Digital simulation

Digital simulation of high-energy proton beams and of the geometry of treatment lines is based on calculation, analytical or Monte Carlo methods. Since it was formed in 1991, our team has been developing models for the treatment planning system (TPS), to prepare, check and analyze the effects of beams on patients, in particular for scattered beam techniques. Our work on simulations is used to establish libraries (databases) of our treatment machines (beam line), for quality control of clinical beams and also for modeling of the biological effects of ionizing radiation (primary beams or secondary particles such as neutrons). Indeed special attention is given to the long-term consequences of proton therapy, particularly in children. In order to optimize the modern double scattering (DS) techniques from this point of view, or the intensity modulation techniques (IMPT) already used at the Proton Therapy Center in Orsay, studies on anthropomorphic phantoms are being conducted, as well as an intensive calculation via Monte Carlo simulation. All the treatment lines were modeled precisely using the MCNPX or GATE/GEANT4 calculation tools in collaborations between Institut Curie and the CEA (IRFU, INCa-ANR2009 project), the IRSN or Dosisoft (PROUESSE project ANR2009). A calculation cluster (eight nodes) was installed (sponsored by AREVA 2012-2015) and helps to significantly reduce calculation time. The development of simulations toward the minibeam scanning technique is currently part of a research project (DEDIPRO project, AAP Physicancer 2014-INSERM).

Equipment
Accelerator & Beam

The Proton Therapy Center is equipped with a particle accelerator (cyclotron) which produces a proton beam with the characteristics needed for their medical application. The teams at the center are invested in R&D programs for improvement of performance of the machine and quality of treatment. The cyclotron (proton beam with maximum energy of 230 MeV, reducible to 70 MeV depending on the locations to be treated) is equipped with a beam production system, the source of ions, which delivers the protons. The extracted beam, with millimetric dimensions, is channeled to the treatment rooms via a transport system using magnets. It is shaped in relation to the geometry of the tumor either via diffusion systems that broaden the size of the beam, paired with elements that alter the spread longitudinally (Double Scattering - DS), or via magnets (Pencil Beam Scanning - PBS). The teams at the center and IBA (supplier of the accelerator) have produced and continue to develop appropriate tools to check the performance of the machine and ensure that it is reliable, and to guarantee delivery of the dose to the patient. In particular, the shaping of the beam using the PBS technique is one of the major aspects of investigation (2017 thesis on scanning of the tumor using a continuous beam, rather than the routine technique which is known as spot scanning). The other developments are linked closely to research projects in radiobiology (shaping of the beam for pre-clinical experiments “FLASH” and “pMBRT”).

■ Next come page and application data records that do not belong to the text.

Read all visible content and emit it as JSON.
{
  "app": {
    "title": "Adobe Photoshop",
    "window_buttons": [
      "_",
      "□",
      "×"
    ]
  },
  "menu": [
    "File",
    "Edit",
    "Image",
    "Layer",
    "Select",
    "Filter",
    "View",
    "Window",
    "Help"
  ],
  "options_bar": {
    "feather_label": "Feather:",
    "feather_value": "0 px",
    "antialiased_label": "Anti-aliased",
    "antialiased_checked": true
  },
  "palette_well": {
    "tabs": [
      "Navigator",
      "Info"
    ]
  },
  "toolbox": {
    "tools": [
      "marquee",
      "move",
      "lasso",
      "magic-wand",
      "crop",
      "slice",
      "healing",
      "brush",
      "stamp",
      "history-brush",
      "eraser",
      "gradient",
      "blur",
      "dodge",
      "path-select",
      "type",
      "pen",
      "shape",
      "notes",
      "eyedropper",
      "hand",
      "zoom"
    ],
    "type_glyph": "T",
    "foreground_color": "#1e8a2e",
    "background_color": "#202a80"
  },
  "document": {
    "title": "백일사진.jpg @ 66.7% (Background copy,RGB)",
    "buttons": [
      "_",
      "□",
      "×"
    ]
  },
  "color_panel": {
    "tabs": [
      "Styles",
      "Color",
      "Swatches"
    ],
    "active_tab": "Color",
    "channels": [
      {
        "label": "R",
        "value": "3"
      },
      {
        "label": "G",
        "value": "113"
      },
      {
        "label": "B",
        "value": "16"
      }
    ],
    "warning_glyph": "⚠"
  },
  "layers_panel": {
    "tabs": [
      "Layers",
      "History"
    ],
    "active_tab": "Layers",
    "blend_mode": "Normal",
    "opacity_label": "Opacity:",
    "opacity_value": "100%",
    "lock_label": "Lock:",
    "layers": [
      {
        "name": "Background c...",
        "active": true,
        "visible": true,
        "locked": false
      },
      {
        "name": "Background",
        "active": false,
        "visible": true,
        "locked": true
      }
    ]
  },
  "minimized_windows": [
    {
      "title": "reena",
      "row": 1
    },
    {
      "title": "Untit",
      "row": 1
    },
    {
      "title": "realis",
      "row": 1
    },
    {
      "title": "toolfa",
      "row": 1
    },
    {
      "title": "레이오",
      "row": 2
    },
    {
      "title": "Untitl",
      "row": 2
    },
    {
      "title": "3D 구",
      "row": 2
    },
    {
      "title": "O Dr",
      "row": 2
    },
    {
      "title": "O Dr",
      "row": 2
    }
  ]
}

Collaborations
Networks
INfraStructure in Proton International REsearch
Date of last update: 21/05/2019
Printable version